Work instructions -
A line belongs in the answer if it contains "rest"; copy every such line from the entries below.
-------- Information given --------
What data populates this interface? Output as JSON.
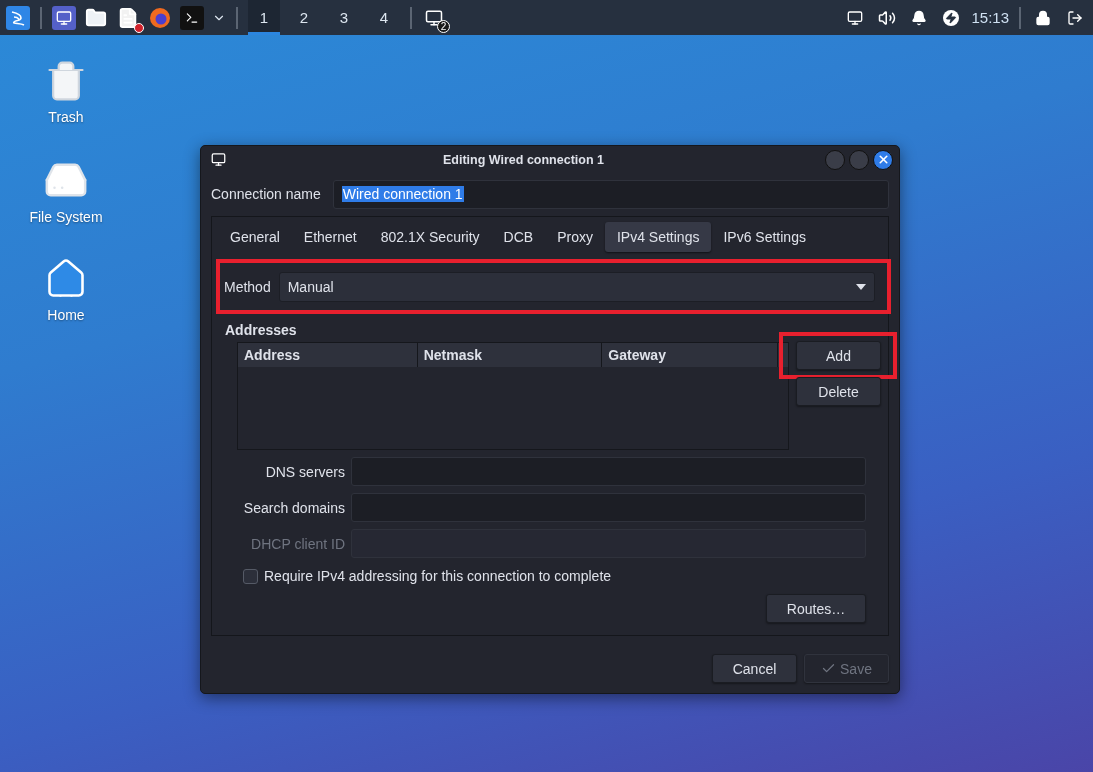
{
  "taskbar": {
    "launchers": [
      {
        "kind": "logo"
      },
      {
        "kind": "screen"
      },
      {
        "kind": "folder"
      },
      {
        "kind": "document"
      },
      {
        "kind": "browser"
      },
      {
        "kind": "terminal"
      },
      {
        "kind": "chevron"
      }
    ],
    "workspaces": [
      {
        "label": "1",
        "selected": true
      },
      {
        "label": "2",
        "selected": false
      },
      {
        "label": "3",
        "selected": false
      },
      {
        "label": "4",
        "selected": false
      }
    ],
    "notification_badge": "2",
    "clock": "15:13"
  },
  "desktop_icons": [
    {
      "kind": "trash",
      "label": "Trash"
    },
    {
      "kind": "drive",
      "label": "File System"
    },
    {
      "kind": "home",
      "label": "Home"
    }
  ],
  "dialog": {
    "title": "Editing Wired connection 1",
    "connection_name": {
      "label": "Connection name",
      "value": "Wired connection 1",
      "text_selected": true
    },
    "tabs": [
      {
        "label": "General",
        "selected": false
      },
      {
        "label": "Ethernet",
        "selected": false
      },
      {
        "label": "802.1X Security",
        "selected": false
      },
      {
        "label": "DCB",
        "selected": false
      },
      {
        "label": "Proxy",
        "selected": false
      },
      {
        "label": "IPv4 Settings",
        "selected": true
      },
      {
        "label": "IPv6 Settings",
        "selected": false
      }
    ],
    "method": {
      "label": "Method",
      "value": "Manual",
      "highlighted": true
    },
    "addresses": {
      "title": "Addresses",
      "columns": [
        "Address",
        "Netmask",
        "Gateway"
      ],
      "buttons": [
        {
          "label": "Add",
          "highlighted": true
        },
        {
          "label": "Delete",
          "highlighted": false
        }
      ]
    },
    "fields": [
      {
        "label": "DNS servers",
        "disabled": false
      },
      {
        "label": "Search domains",
        "disabled": false
      },
      {
        "label": "DHCP client ID",
        "disabled": true
      }
    ],
    "require_checkbox": {
      "label": "Require IPv4 addressing for this connection to complete",
      "checked": false
    },
    "routes_button": "Routes…",
    "buttons": [
      {
        "kind": "plain",
        "label": "Cancel",
        "disabled": false
      },
      {
        "kind": "check",
        "label": "Save",
        "disabled": true
      }
    ]
  }
}
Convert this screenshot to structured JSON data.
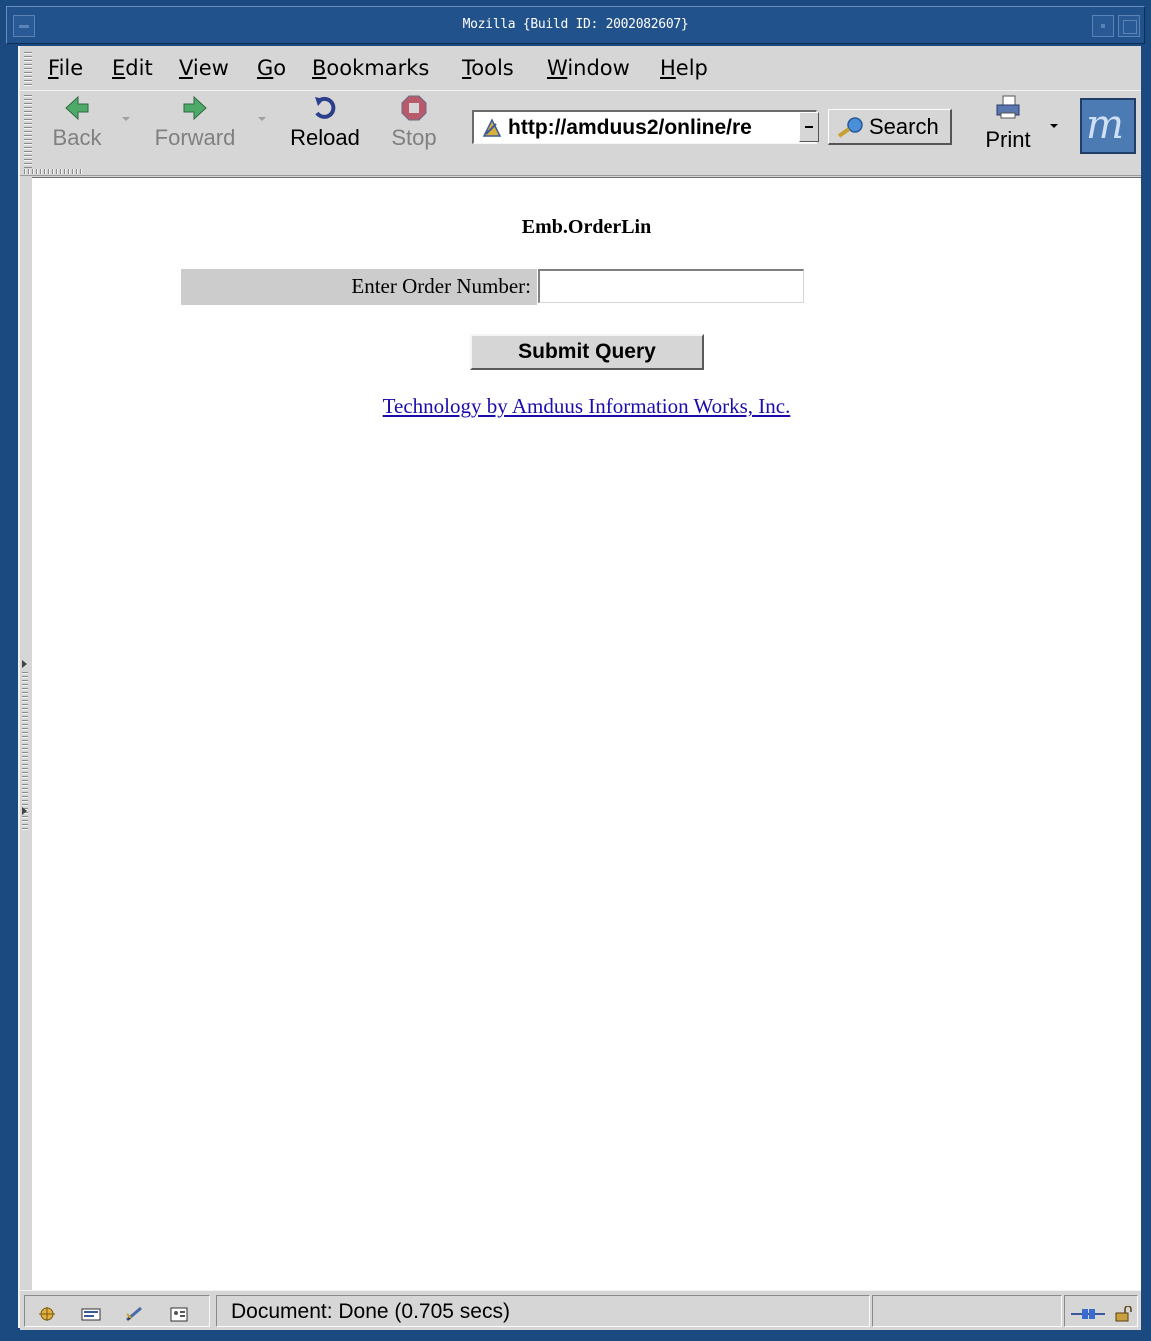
{
  "window": {
    "title": "Mozilla {Build ID: 2002082607}"
  },
  "menubar": {
    "items": [
      {
        "label": "File",
        "mnemonic": "F",
        "rest": "ile"
      },
      {
        "label": "Edit",
        "mnemonic": "E",
        "rest": "dit"
      },
      {
        "label": "View",
        "mnemonic": "V",
        "rest": "iew"
      },
      {
        "label": "Go",
        "mnemonic": "G",
        "rest": "o"
      },
      {
        "label": "Bookmarks",
        "mnemonic": "B",
        "rest": "ookmarks"
      },
      {
        "label": "Tools",
        "mnemonic": "T",
        "rest": "ools"
      },
      {
        "label": "Window",
        "mnemonic": "W",
        "rest": "indow"
      },
      {
        "label": "Help",
        "mnemonic": "H",
        "rest": "elp"
      }
    ]
  },
  "toolbar": {
    "back_label": "Back",
    "forward_label": "Forward",
    "reload_label": "Reload",
    "stop_label": "Stop",
    "url_value": "http://amduus2/online/re",
    "search_label": "Search",
    "print_label": "Print",
    "logo_letter": "m"
  },
  "page": {
    "heading": "Emb.OrderLin",
    "order_label": "Enter Order Number:",
    "order_value": "",
    "submit_label": "Submit Query",
    "credit_link": "Technology by Amduus Information Works, Inc."
  },
  "statusbar": {
    "text": "Document: Done (0.705 secs)"
  },
  "colors": {
    "titlebar": "#21528c",
    "chrome": "#d6d6d6",
    "link": "#1a0dab"
  }
}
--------
Answer section -
        "rest": "ile"
        "rest": "dit"
        "rest": "iew"
        "rest": "o"
        "rest": "ookmarks"
        "rest": "ools"
        "rest": "indow"
        "rest": "elp"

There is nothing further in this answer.